Content starts
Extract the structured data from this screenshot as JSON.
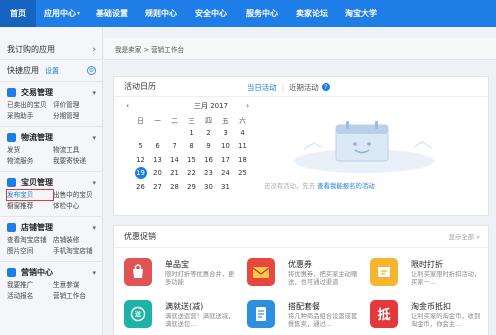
{
  "topnav": {
    "tabs": [
      {
        "label": "首页",
        "caret": ""
      },
      {
        "label": "应用中心",
        "caret": "▾"
      },
      {
        "label": "基础设置",
        "caret": ""
      },
      {
        "label": "规则中心",
        "caret": ""
      },
      {
        "label": "安全中心",
        "caret": ""
      },
      {
        "label": "服务中心",
        "caret": ""
      },
      {
        "label": "卖家论坛",
        "caret": ""
      },
      {
        "label": "淘宝大学",
        "caret": ""
      }
    ]
  },
  "sidebar": {
    "my_apps": "我订购的应用",
    "quick_apps": "快捷应用",
    "settings": "设置",
    "sections": [
      {
        "title": "交易管理",
        "items": [
          "已卖出的宝贝",
          "评价管理",
          "采购助手",
          "分期管理"
        ]
      },
      {
        "title": "物流管理",
        "items": [
          "发货",
          "物流工具",
          "物流服务",
          "我要寄快递"
        ]
      },
      {
        "title": "宝贝管理",
        "items": [
          "发布宝贝",
          "出售中的宝贝",
          "橱窗推荐",
          "体检中心"
        ]
      },
      {
        "title": "店铺管理",
        "items": [
          "查看淘宝店铺",
          "店铺装修",
          "图片空间",
          "手机淘宝店铺"
        ]
      },
      {
        "title": "营销中心",
        "items": [
          "我要推广",
          "生意参谋",
          "活动报名",
          "营销工作台"
        ]
      }
    ]
  },
  "breadcrumb": "我是卖家 > 营销工作台",
  "calendar": {
    "title": "活动日历",
    "prev": "‹",
    "next": "›",
    "month": "三月 2017",
    "weekdays": [
      "日",
      "一",
      "二",
      "三",
      "四",
      "五",
      "六"
    ],
    "weeks": [
      [
        "",
        "",
        "",
        "1",
        "2",
        "3",
        "4"
      ],
      [
        "5",
        "6",
        "7",
        "8",
        "9",
        "10",
        "11"
      ],
      [
        "12",
        "13",
        "14",
        "15",
        "16",
        "17",
        "18"
      ],
      [
        "19",
        "20",
        "21",
        "22",
        "23",
        "24",
        "25"
      ],
      [
        "26",
        "27",
        "28",
        "29",
        "30",
        "31",
        ""
      ]
    ],
    "today": "19"
  },
  "activities": {
    "tab_today": "当日活动",
    "tab_recent": "近期活动",
    "empty_text": "还没有活动，先去",
    "link": "查看我能报名的活动"
  },
  "promo": {
    "title": "优惠促销",
    "more": "显示全部 »",
    "tiles": [
      {
        "name": "单品宝",
        "desc": "限时打折等优惠合并，更多功能",
        "icon": "shopping-bag-icon",
        "color": "#e25454"
      },
      {
        "name": "优惠券",
        "desc": "将优惠券，把买家主动赠送，也可通过渠道",
        "icon": "envelope-icon",
        "color": "#e8473e"
      },
      {
        "name": "限时打折",
        "desc": "让利买家限时折扣活动，买家一...",
        "icon": "ticket-icon",
        "color": "#f5b52e"
      },
      {
        "name": "满就送(减)",
        "desc": "满就送运营！满就送减，满就送包...",
        "icon": "gift-icon",
        "color": "#1fb3a8"
      },
      {
        "name": "搭配套餐",
        "desc": "将几种商品组合设置成套餐售卖，通过...",
        "icon": "document-icon",
        "color": "#2d8fe0"
      },
      {
        "name": "淘金币抵扣",
        "desc": "让利买家的淘金币，收到淘金币，你会主...",
        "icon": "coin-icon",
        "color": "#e23a3a"
      }
    ]
  }
}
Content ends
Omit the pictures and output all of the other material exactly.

Extract the structured data from this screenshot as JSON.
{
  "topnav": {
    "tabs": [
      {
        "label": "首页",
        "caret": ""
      },
      {
        "label": "应用中心",
        "caret": "▾"
      },
      {
        "label": "基础设置",
        "caret": ""
      },
      {
        "label": "规则中心",
        "caret": ""
      },
      {
        "label": "安全中心",
        "caret": ""
      },
      {
        "label": "服务中心",
        "caret": ""
      },
      {
        "label": "卖家论坛",
        "caret": ""
      },
      {
        "label": "淘宝大学",
        "caret": ""
      }
    ]
  },
  "sidebar": {
    "my_apps": "我订购的应用",
    "quick_apps": "快捷应用",
    "settings": "设置",
    "sections": [
      {
        "title": "交易管理",
        "items": [
          "已卖出的宝贝",
          "评价管理",
          "采购助手",
          "分期管理"
        ]
      },
      {
        "title": "物流管理",
        "items": [
          "发货",
          "物流工具",
          "物流服务",
          "我要寄快递"
        ]
      },
      {
        "title": "宝贝管理",
        "items": [
          "发布宝贝",
          "出售中的宝贝",
          "橱窗推荐",
          "体检中心"
        ]
      },
      {
        "title": "店铺管理",
        "items": [
          "查看淘宝店铺",
          "店铺装修",
          "图片空间",
          "手机淘宝店铺"
        ]
      },
      {
        "title": "营销中心",
        "items": [
          "我要推广",
          "生意参谋",
          "活动报名",
          "营销工作台"
        ]
      }
    ]
  },
  "breadcrumb": "我是卖家 > 营销工作台",
  "calendar": {
    "title": "活动日历",
    "prev": "‹",
    "next": "›",
    "month": "三月 2017",
    "weekdays": [
      "日",
      "一",
      "二",
      "三",
      "四",
      "五",
      "六"
    ],
    "weeks": [
      [
        "",
        "",
        "",
        "1",
        "2",
        "3",
        "4"
      ],
      [
        "5",
        "6",
        "7",
        "8",
        "9",
        "10",
        "11"
      ],
      [
        "12",
        "13",
        "14",
        "15",
        "16",
        "17",
        "18"
      ],
      [
        "19",
        "20",
        "21",
        "22",
        "23",
        "24",
        "25"
      ],
      [
        "26",
        "27",
        "28",
        "29",
        "30",
        "31",
        ""
      ]
    ],
    "today": "19"
  },
  "activities": {
    "tab_today": "当日活动",
    "tab_recent": "近期活动",
    "empty_text": "还没有活动，先去",
    "link": "查看我能报名的活动"
  },
  "promo": {
    "title": "优惠促销",
    "more": "显示全部 »",
    "tiles": [
      {
        "name": "单品宝",
        "desc": "限时打折等优惠合并，更多功能",
        "icon": "shopping-bag-icon",
        "color": "#e25454"
      },
      {
        "name": "优惠券",
        "desc": "将优惠券，把买家主动赠送，也可通过渠道",
        "icon": "envelope-icon",
        "color": "#e8473e"
      },
      {
        "name": "限时打折",
        "desc": "让利买家限时折扣活动，买家一...",
        "icon": "ticket-icon",
        "color": "#f5b52e"
      },
      {
        "name": "满就送(减)",
        "desc": "满就送运营！满就送减，满就送包...",
        "icon": "gift-icon",
        "color": "#1fb3a8"
      },
      {
        "name": "搭配套餐",
        "desc": "将几种商品组合设置成套餐售卖，通过...",
        "icon": "document-icon",
        "color": "#2d8fe0"
      },
      {
        "name": "淘金币抵扣",
        "desc": "让利买家的淘金币，收到淘金币，你会主...",
        "icon": "coin-icon",
        "color": "#e23a3a"
      }
    ]
  }
}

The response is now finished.